7 p.m. Thu–Sun, Funhouse Lounge, $15–30
For the OUTwright Theatre Festival, which celebrates work by LBGTQ artists, Fuse Theatre Ensemble presents a site-specific rendering of John Kander and Frank Ebb’s classic musical. Set in the messy, scandalous milieu of Berlin’s Kit Kat Klub in the early 1930s, Cabaret gives a timely reminder of how fascism can creep into every corner of society.
7:30 p.m. Thu–Sat, 2 p.m. Sun, Milagro Theatre, $20–27
Milagro ends its season with playwright Cherríe Moraga’s bilingual story of a group of Chicana women who take part in a strike at their cannery while politicians debate the merits of an anti-immigration bill. For more on Milagro—and its unique struggles in the Trump era—check out our recent story on the company.
10 a.m.–8 p.m. Thu–Fri, 10 a.m.–5 p.m. Sat–Sun, Portland Art Museum, $19.99
The pioneers of stop-motion animation—responsible for Coraline, ParaNorman, and Kubo and the Two Strings—get a star turn in this major Portland Art Museum exhibit. Expect puppets and props, plus behind-the-scenes photos, film clips, and a slew of screenings. Laika just announced that its next film, slated for release next spring, is about finding Bigfoot, with Zach Galifianakis voicing the beast. And for even more on Laika, check out our story on the miniature masterpieces created by costume designer Deborah Cook.

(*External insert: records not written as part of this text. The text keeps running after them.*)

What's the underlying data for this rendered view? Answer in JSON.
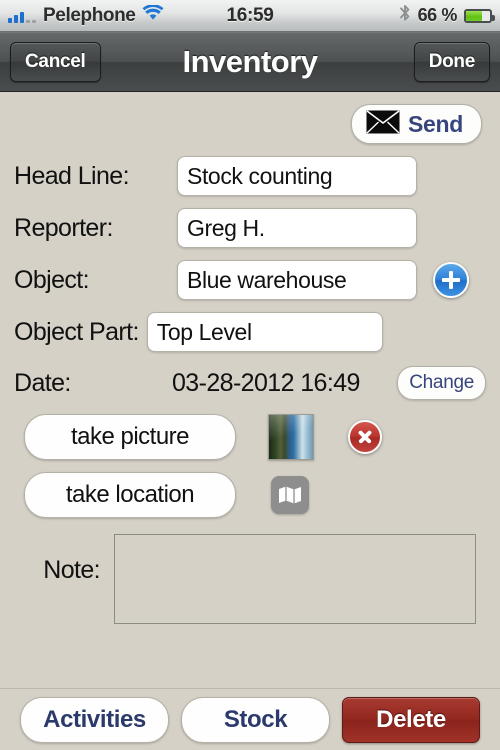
{
  "statusbar": {
    "carrier": "Pelephone",
    "time": "16:59",
    "battery_percent": "66 %",
    "signal_icon": "signal-bars-icon",
    "wifi_icon": "wifi-icon",
    "bluetooth_icon": "bluetooth-icon",
    "battery_icon": "battery-icon",
    "battery_level": 66
  },
  "navbar": {
    "cancel_label": "Cancel",
    "title": "Inventory",
    "done_label": "Done"
  },
  "toolbar": {
    "send_label": "Send",
    "send_icon": "envelope-icon"
  },
  "form": {
    "headline": {
      "label": "Head Line:",
      "value": "Stock counting"
    },
    "reporter": {
      "label": "Reporter:",
      "value": "Greg H."
    },
    "object": {
      "label": "Object:",
      "value": "Blue warehouse",
      "add_icon": "plus-circle-icon"
    },
    "object_part": {
      "label": "Object Part:",
      "value": "Top Level"
    },
    "date": {
      "label": "Date:",
      "value": "03-28-2012 16:49",
      "change_label": "Change"
    },
    "picture": {
      "button_label": "take picture",
      "thumbnail_name": "photo-thumbnail",
      "delete_icon": "delete-circle-icon"
    },
    "location": {
      "button_label": "take location",
      "map_icon": "map-icon"
    },
    "note": {
      "label": "Note:",
      "value": "",
      "placeholder": ""
    }
  },
  "bottombar": {
    "activities_label": "Activities",
    "stock_label": "Stock",
    "delete_label": "Delete"
  },
  "colors": {
    "page_background": "#d5d1c7",
    "navbar": "#4e5151",
    "accent_blue": "#36457e",
    "add_button_blue": "#2f7fd6",
    "delete_red": "#93281f",
    "status_green": "#5fc014"
  }
}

CLOSING The Feeling Good Handbook
11 a.m.–6 p.m. Thu–Sat, Upfor Gallery, FREE
Heidi Hahn and Shana Moulton are determined to prove that neither the most sophisticated 21st-century technology nor the “connections” made through social media can provide answers to the timeless existential questions of the human race. (No biggie, really.) The Feeling Good Handbook is their multimedia exhibit, featuring narrative paintings and episodic video works.
6 p.m. Sat, Splash Worldwide, $40–65 to participate, $30 for dinner and live judging
For this urban photography competition, 72 photographers—each assigned to one square block of Portland—have just 24 hours to capture a compelling, award-winning shot. If the pressure weren’t already high enough, participants will also be judged before a live audience at the closing event.
Books & Talks